Task prompt: Below are the records; collect from them each line containing the string "Mitglieder".
### Data to examine
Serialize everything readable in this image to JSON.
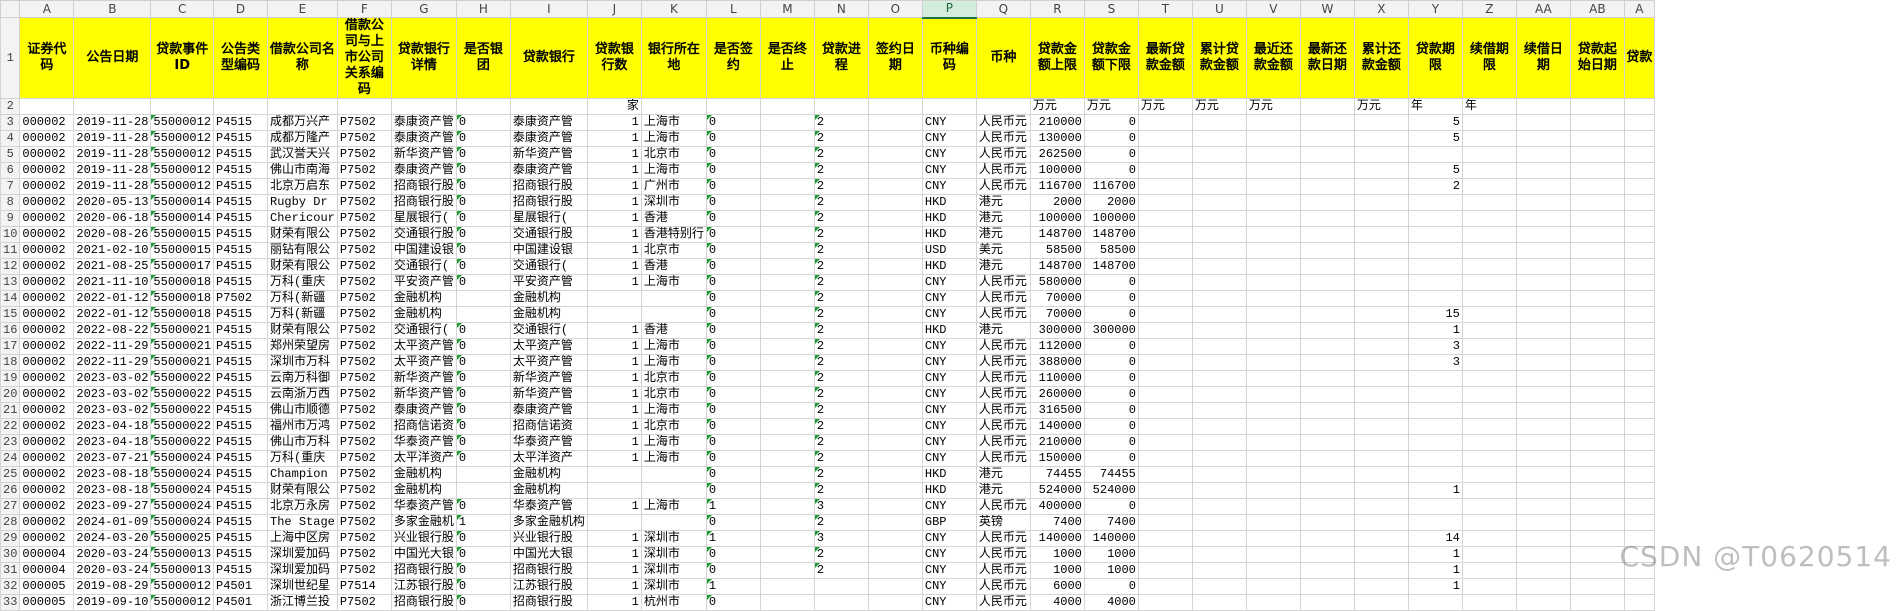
{
  "column_letters": [
    "A",
    "B",
    "C",
    "D",
    "E",
    "F",
    "G",
    "H",
    "I",
    "J",
    "K",
    "L",
    "M",
    "N",
    "O",
    "P",
    "Q",
    "R",
    "S",
    "T",
    "U",
    "V",
    "W",
    "X",
    "Y",
    "Z",
    "AA",
    "AB",
    "A"
  ],
  "selected_column": "P",
  "header_row": {
    "row_number": "1",
    "labels": [
      "证券代码",
      "公告日期",
      "贷款事件ID",
      "公告类型编码",
      "借款公司名称",
      "借款公司与上市公司关系编码",
      "贷款银行详情",
      "是否银团",
      "贷款银行",
      "贷款银行数",
      "银行所在地",
      "是否签约",
      "是否终止",
      "贷款进程",
      "签约日期",
      "币种编码",
      "币种",
      "贷款金额上限",
      "贷款金额下限",
      "最新贷款金额",
      "累计贷款金额",
      "最近还款金额",
      "最新还款日期",
      "累计还款金额",
      "贷款期限",
      "续借期限",
      "续借日期",
      "贷款起始日期",
      "贷款"
    ]
  },
  "unit_row": {
    "row_number": "2",
    "cells": [
      "",
      "",
      "",
      "",
      "",
      "",
      "",
      "",
      "",
      "家",
      "",
      "",
      "",
      "",
      "",
      "",
      "",
      "万元",
      "万元",
      "万元",
      "万元",
      "万元",
      "",
      "万元",
      "年",
      "年",
      "",
      "",
      ""
    ]
  },
  "rows": [
    {
      "n": "3",
      "c": [
        "000002",
        "2019-11-28",
        "55000012",
        "P4515",
        "成都万兴产",
        "P7502",
        "泰康资产管",
        "0",
        "泰康资产管",
        "1",
        "上海市",
        "0",
        "",
        "2",
        "",
        "CNY",
        "人民币元",
        "210000",
        "0",
        "",
        "",
        "",
        "",
        "",
        "5",
        "",
        "",
        "",
        ""
      ]
    },
    {
      "n": "4",
      "c": [
        "000002",
        "2019-11-28",
        "55000012",
        "P4515",
        "成都万隆产",
        "P7502",
        "泰康资产管",
        "0",
        "泰康资产管",
        "1",
        "上海市",
        "0",
        "",
        "2",
        "",
        "CNY",
        "人民币元",
        "130000",
        "0",
        "",
        "",
        "",
        "",
        "",
        "5",
        "",
        "",
        "",
        ""
      ]
    },
    {
      "n": "5",
      "c": [
        "000002",
        "2019-11-28",
        "55000012",
        "P4515",
        "武汉誉天兴",
        "P7502",
        "新华资产管",
        "0",
        "新华资产管",
        "1",
        "北京市",
        "0",
        "",
        "2",
        "",
        "CNY",
        "人民币元",
        "262500",
        "0",
        "",
        "",
        "",
        "",
        "",
        "",
        "",
        "",
        "",
        ""
      ]
    },
    {
      "n": "6",
      "c": [
        "000002",
        "2019-11-28",
        "55000012",
        "P4515",
        "佛山市南海",
        "P7502",
        "泰康资产管",
        "0",
        "泰康资产管",
        "1",
        "上海市",
        "0",
        "",
        "2",
        "",
        "CNY",
        "人民币元",
        "100000",
        "0",
        "",
        "",
        "",
        "",
        "",
        "5",
        "",
        "",
        "",
        ""
      ]
    },
    {
      "n": "7",
      "c": [
        "000002",
        "2019-11-28",
        "55000012",
        "P4515",
        "北京万启东",
        "P7502",
        "招商银行股",
        "0",
        "招商银行股",
        "1",
        "广州市",
        "0",
        "",
        "2",
        "",
        "CNY",
        "人民币元",
        "116700",
        "116700",
        "",
        "",
        "",
        "",
        "",
        "2",
        "",
        "",
        "",
        ""
      ]
    },
    {
      "n": "8",
      "c": [
        "000002",
        "2020-05-13",
        "55000014",
        "P4515",
        "Rugby Dr",
        "P7502",
        "招商银行股",
        "0",
        "招商银行股",
        "1",
        "深圳市",
        "0",
        "",
        "2",
        "",
        "HKD",
        "港元",
        "2000",
        "2000",
        "",
        "",
        "",
        "",
        "",
        "",
        "",
        "",
        "",
        ""
      ]
    },
    {
      "n": "9",
      "c": [
        "000002",
        "2020-06-18",
        "55000014",
        "P4515",
        "Chericour",
        "P7502",
        "星展银行(",
        "0",
        "星展银行(",
        "1",
        "香港",
        "0",
        "",
        "2",
        "",
        "HKD",
        "港元",
        "100000",
        "100000",
        "",
        "",
        "",
        "",
        "",
        "",
        "",
        "",
        "",
        ""
      ]
    },
    {
      "n": "10",
      "c": [
        "000002",
        "2020-08-26",
        "55000015",
        "P4515",
        "财荣有限公",
        "P7502",
        "交通银行股",
        "0",
        "交通银行股",
        "1",
        "香港特别行",
        "0",
        "",
        "2",
        "",
        "HKD",
        "港元",
        "148700",
        "148700",
        "",
        "",
        "",
        "",
        "",
        "",
        "",
        "",
        "",
        ""
      ]
    },
    {
      "n": "11",
      "c": [
        "000002",
        "2021-02-10",
        "55000015",
        "P4515",
        "丽钻有限公",
        "P7502",
        "中国建设银",
        "0",
        "中国建设银",
        "1",
        "北京市",
        "0",
        "",
        "2",
        "",
        "USD",
        "美元",
        "58500",
        "58500",
        "",
        "",
        "",
        "",
        "",
        "",
        "",
        "",
        "",
        ""
      ]
    },
    {
      "n": "12",
      "c": [
        "000002",
        "2021-08-25",
        "55000017",
        "P4515",
        "财荣有限公",
        "P7502",
        "交通银行(",
        "0",
        "交通银行(",
        "1",
        "香港",
        "0",
        "",
        "2",
        "",
        "HKD",
        "港元",
        "148700",
        "148700",
        "",
        "",
        "",
        "",
        "",
        "",
        "",
        "",
        "",
        ""
      ]
    },
    {
      "n": "13",
      "c": [
        "000002",
        "2021-11-10",
        "55000018",
        "P4515",
        "万科(重庆",
        "P7502",
        "平安资产管",
        "0",
        "平安资产管",
        "1",
        "上海市",
        "0",
        "",
        "2",
        "",
        "CNY",
        "人民币元",
        "580000",
        "0",
        "",
        "",
        "",
        "",
        "",
        "",
        "",
        "",
        "",
        ""
      ]
    },
    {
      "n": "14",
      "c": [
        "000002",
        "2022-01-12",
        "55000018",
        "P7502",
        "万科(新疆",
        "P7502",
        "金融机构",
        "",
        "金融机构",
        "",
        "",
        "0",
        "",
        "2",
        "",
        "CNY",
        "人民币元",
        "70000",
        "0",
        "",
        "",
        "",
        "",
        "",
        "",
        "",
        "",
        "",
        ""
      ]
    },
    {
      "n": "15",
      "c": [
        "000002",
        "2022-01-12",
        "55000018",
        "P4515",
        "万科(新疆",
        "P7502",
        "金融机构",
        "",
        "金融机构",
        "",
        "",
        "0",
        "",
        "2",
        "",
        "CNY",
        "人民币元",
        "70000",
        "0",
        "",
        "",
        "",
        "",
        "",
        "15",
        "",
        "",
        "",
        ""
      ]
    },
    {
      "n": "16",
      "c": [
        "000002",
        "2022-08-22",
        "55000021",
        "P4515",
        "财荣有限公",
        "P7502",
        "交通银行(",
        "0",
        "交通银行(",
        "1",
        "香港",
        "0",
        "",
        "2",
        "",
        "HKD",
        "港元",
        "300000",
        "300000",
        "",
        "",
        "",
        "",
        "",
        "1",
        "",
        "",
        "",
        ""
      ]
    },
    {
      "n": "17",
      "c": [
        "000002",
        "2022-11-29",
        "55000021",
        "P4515",
        "郑州荣望房",
        "P7502",
        "太平资产管",
        "0",
        "太平资产管",
        "1",
        "上海市",
        "0",
        "",
        "2",
        "",
        "CNY",
        "人民币元",
        "112000",
        "0",
        "",
        "",
        "",
        "",
        "",
        "3",
        "",
        "",
        "",
        ""
      ]
    },
    {
      "n": "18",
      "c": [
        "000002",
        "2022-11-29",
        "55000021",
        "P4515",
        "深圳市万科",
        "P7502",
        "太平资产管",
        "0",
        "太平资产管",
        "1",
        "上海市",
        "0",
        "",
        "2",
        "",
        "CNY",
        "人民币元",
        "388000",
        "0",
        "",
        "",
        "",
        "",
        "",
        "3",
        "",
        "",
        "",
        ""
      ]
    },
    {
      "n": "19",
      "c": [
        "000002",
        "2023-03-02",
        "55000022",
        "P4515",
        "云南万科御",
        "P7502",
        "新华资产管",
        "0",
        "新华资产管",
        "1",
        "北京市",
        "0",
        "",
        "2",
        "",
        "CNY",
        "人民币元",
        "110000",
        "0",
        "",
        "",
        "",
        "",
        "",
        "",
        "",
        "",
        "",
        ""
      ]
    },
    {
      "n": "20",
      "c": [
        "000002",
        "2023-03-02",
        "55000022",
        "P4515",
        "云南浙万西",
        "P7502",
        "新华资产管",
        "0",
        "新华资产管",
        "1",
        "北京市",
        "0",
        "",
        "2",
        "",
        "CNY",
        "人民币元",
        "260000",
        "0",
        "",
        "",
        "",
        "",
        "",
        "",
        "",
        "",
        "",
        ""
      ]
    },
    {
      "n": "21",
      "c": [
        "000002",
        "2023-03-02",
        "55000022",
        "P4515",
        "佛山市顺德",
        "P7502",
        "泰康资产管",
        "0",
        "泰康资产管",
        "1",
        "上海市",
        "0",
        "",
        "2",
        "",
        "CNY",
        "人民币元",
        "316500",
        "0",
        "",
        "",
        "",
        "",
        "",
        "",
        "",
        "",
        "",
        ""
      ]
    },
    {
      "n": "22",
      "c": [
        "000002",
        "2023-04-18",
        "55000022",
        "P4515",
        "福州市万鸿",
        "P7502",
        "招商信诺资",
        "0",
        "招商信诺资",
        "1",
        "北京市",
        "0",
        "",
        "2",
        "",
        "CNY",
        "人民币元",
        "140000",
        "0",
        "",
        "",
        "",
        "",
        "",
        "",
        "",
        "",
        "",
        ""
      ]
    },
    {
      "n": "23",
      "c": [
        "000002",
        "2023-04-18",
        "55000022",
        "P4515",
        "佛山市万科",
        "P7502",
        "华泰资产管",
        "0",
        "华泰资产管",
        "1",
        "上海市",
        "0",
        "",
        "2",
        "",
        "CNY",
        "人民币元",
        "210000",
        "0",
        "",
        "",
        "",
        "",
        "",
        "",
        "",
        "",
        "",
        ""
      ]
    },
    {
      "n": "24",
      "c": [
        "000002",
        "2023-07-21",
        "55000024",
        "P4515",
        "万科(重庆",
        "P7502",
        "太平洋资产",
        "0",
        "太平洋资产",
        "1",
        "上海市",
        "0",
        "",
        "2",
        "",
        "CNY",
        "人民币元",
        "150000",
        "0",
        "",
        "",
        "",
        "",
        "",
        "",
        "",
        "",
        "",
        ""
      ]
    },
    {
      "n": "25",
      "c": [
        "000002",
        "2023-08-18",
        "55000024",
        "P4515",
        "Champion",
        "P7502",
        "金融机构",
        "",
        "金融机构",
        "",
        "",
        "0",
        "",
        "2",
        "",
        "HKD",
        "港元",
        "74455",
        "74455",
        "",
        "",
        "",
        "",
        "",
        "",
        "",
        "",
        "",
        ""
      ]
    },
    {
      "n": "26",
      "c": [
        "000002",
        "2023-08-18",
        "55000024",
        "P4515",
        "财荣有限公",
        "P7502",
        "金融机构",
        "",
        "金融机构",
        "",
        "",
        "0",
        "",
        "2",
        "",
        "HKD",
        "港元",
        "524000",
        "524000",
        "",
        "",
        "",
        "",
        "",
        "1",
        "",
        "",
        "",
        ""
      ]
    },
    {
      "n": "27",
      "c": [
        "000002",
        "2023-09-27",
        "55000024",
        "P4515",
        "北京万永房",
        "P7502",
        "华泰资产管",
        "0",
        "华泰资产管",
        "1",
        "上海市",
        "1",
        "",
        "3",
        "",
        "CNY",
        "人民币元",
        "400000",
        "0",
        "",
        "",
        "",
        "",
        "",
        "",
        "",
        "",
        "",
        ""
      ]
    },
    {
      "n": "28",
      "c": [
        "000002",
        "2024-01-09",
        "55000024",
        "P4515",
        "The Stage",
        "P7502",
        "多家金融机",
        "1",
        "多家金融机构",
        "",
        "",
        "0",
        "",
        "2",
        "",
        "GBP",
        "英镑",
        "7400",
        "7400",
        "",
        "",
        "",
        "",
        "",
        "",
        "",
        "",
        "",
        ""
      ]
    },
    {
      "n": "29",
      "c": [
        "000002",
        "2024-03-20",
        "55000025",
        "P4515",
        "上海中区房",
        "P7502",
        "兴业银行股",
        "0",
        "兴业银行股",
        "1",
        "深圳市",
        "1",
        "",
        "3",
        "",
        "CNY",
        "人民币元",
        "140000",
        "140000",
        "",
        "",
        "",
        "",
        "",
        "14",
        "",
        "",
        "",
        ""
      ]
    },
    {
      "n": "30",
      "c": [
        "000004",
        "2020-03-24",
        "55000013",
        "P4515",
        "深圳爱加码",
        "P7502",
        "中国光大银",
        "0",
        "中国光大银",
        "1",
        "深圳市",
        "0",
        "",
        "2",
        "",
        "CNY",
        "人民币元",
        "1000",
        "1000",
        "",
        "",
        "",
        "",
        "",
        "1",
        "",
        "",
        "",
        ""
      ]
    },
    {
      "n": "31",
      "c": [
        "000004",
        "2020-03-24",
        "55000013",
        "P4515",
        "深圳爱加码",
        "P7502",
        "招商银行股",
        "0",
        "招商银行股",
        "1",
        "深圳市",
        "0",
        "",
        "2",
        "",
        "CNY",
        "人民币元",
        "1000",
        "1000",
        "",
        "",
        "",
        "",
        "",
        "1",
        "",
        "",
        "",
        ""
      ]
    },
    {
      "n": "32",
      "c": [
        "000005",
        "2019-08-29",
        "55000012",
        "P4501",
        "深圳世纪星",
        "P7514",
        "江苏银行股",
        "0",
        "江苏银行股",
        "1",
        "深圳市",
        "1",
        "",
        "",
        "",
        "CNY",
        "人民币元",
        "6000",
        "0",
        "",
        "",
        "",
        "",
        "",
        "1",
        "",
        "",
        "",
        ""
      ]
    },
    {
      "n": "33",
      "c": [
        "000005",
        "2019-09-10",
        "55000012",
        "P4501",
        "浙江博兰投",
        "P7502",
        "招商银行股",
        "0",
        "招商银行股",
        "1",
        "杭州市",
        "0",
        "",
        "",
        "",
        "CNY",
        "人民币元",
        "4000",
        "4000",
        "",
        "",
        "",
        "",
        "",
        "",
        "",
        "",
        "",
        ""
      ]
    }
  ],
  "watermark": "CSDN @T0620514"
}
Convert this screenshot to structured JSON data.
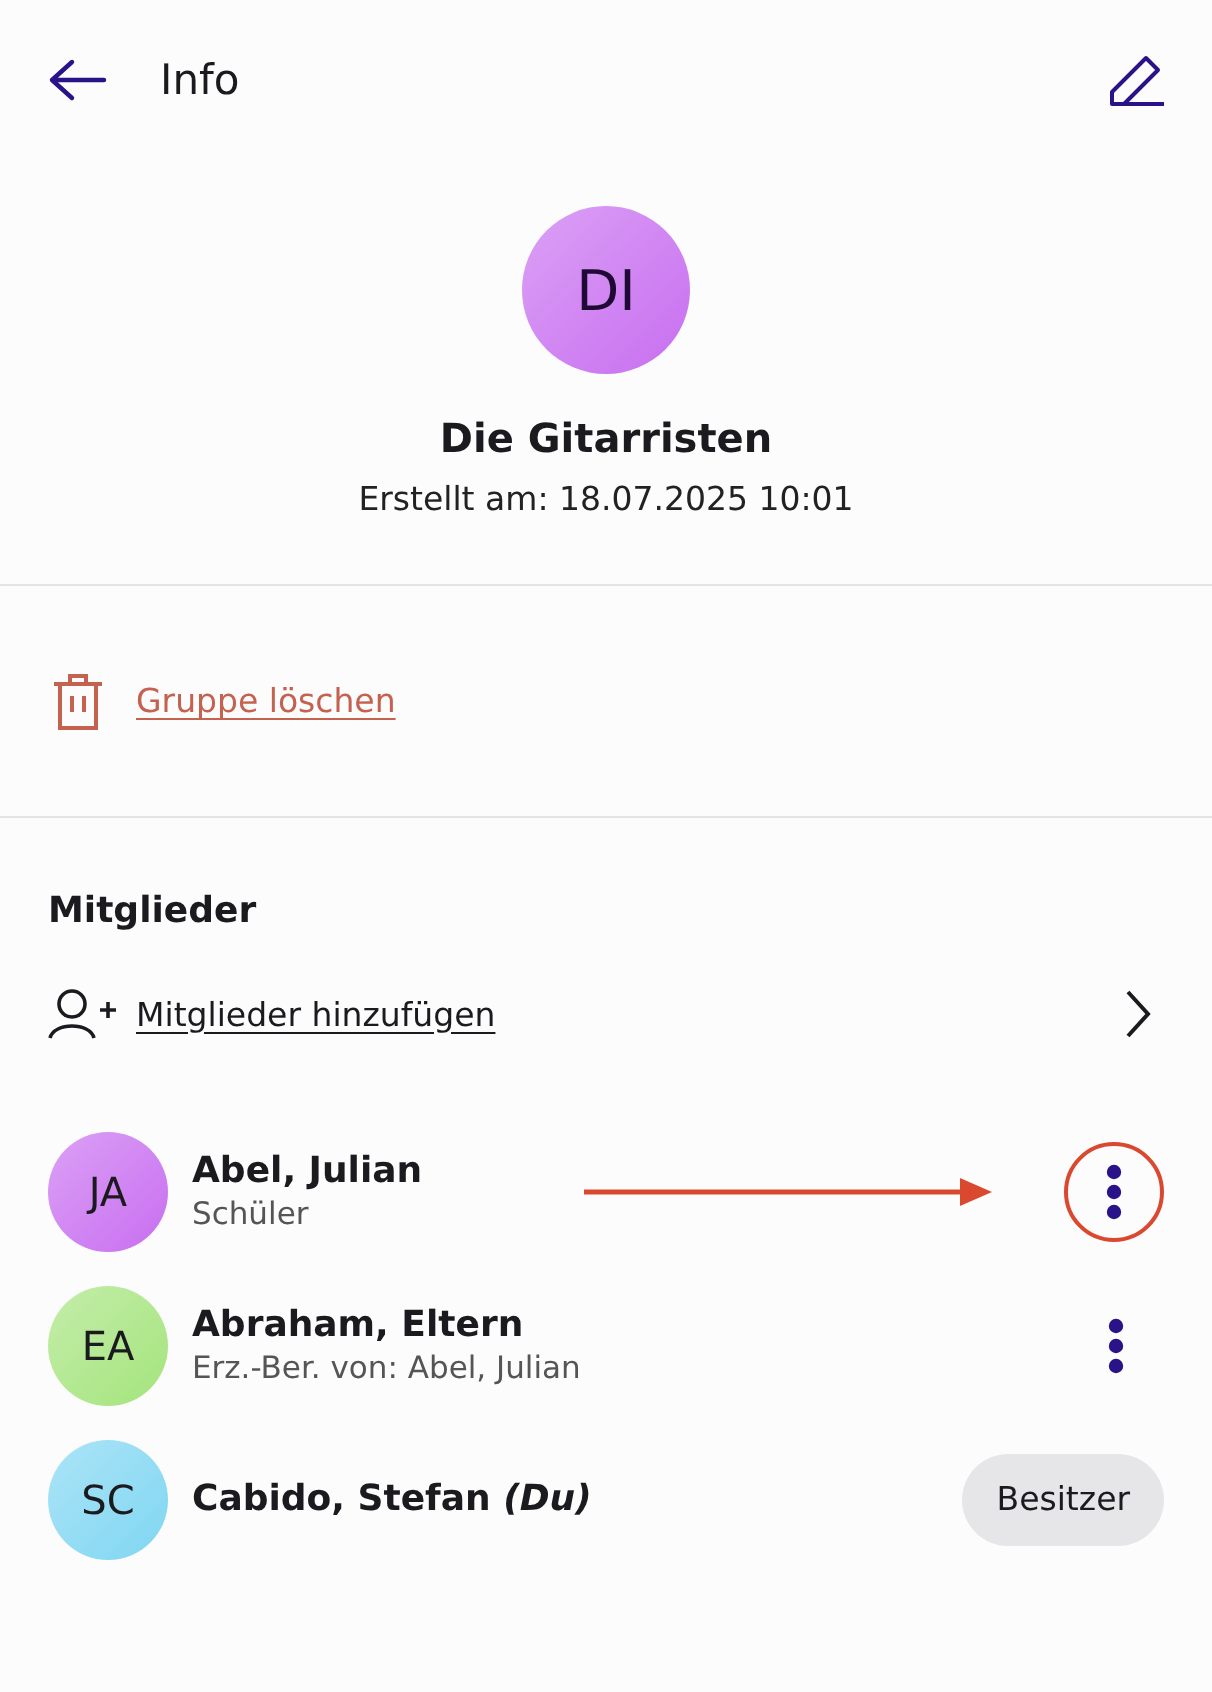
{
  "header": {
    "title": "Info"
  },
  "group": {
    "initials": "DI",
    "color": "#c86ef0",
    "name": "Die Gitarristen",
    "created": "Erstellt am: 18.07.2025 10:01"
  },
  "delete_link": "Gruppe löschen",
  "members_section": {
    "title": "Mitglieder",
    "add_link": "Mitglieder hinzufügen"
  },
  "members": [
    {
      "initials": "JA",
      "color": "#c86ef0",
      "name": "Abel, Julian",
      "role": "Schüler",
      "action": {
        "kind": "menu"
      },
      "highlighted": true
    },
    {
      "initials": "EA",
      "color": "#a4e47c",
      "name": "Abraham, Eltern",
      "role": "Erz.-Ber. von: Abel, Julian",
      "action": {
        "kind": "menu"
      },
      "highlighted": false
    },
    {
      "initials": "SC",
      "color": "#7fd6f2",
      "name": "Cabido, Stefan *(Du)*",
      "action": {
        "kind": "badge",
        "label": "Besitzer"
      },
      "highlighted": false
    }
  ]
}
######
Written solution:
    "title": "Mitglieder",
    "add_link": "Mitglieder hinzufügen"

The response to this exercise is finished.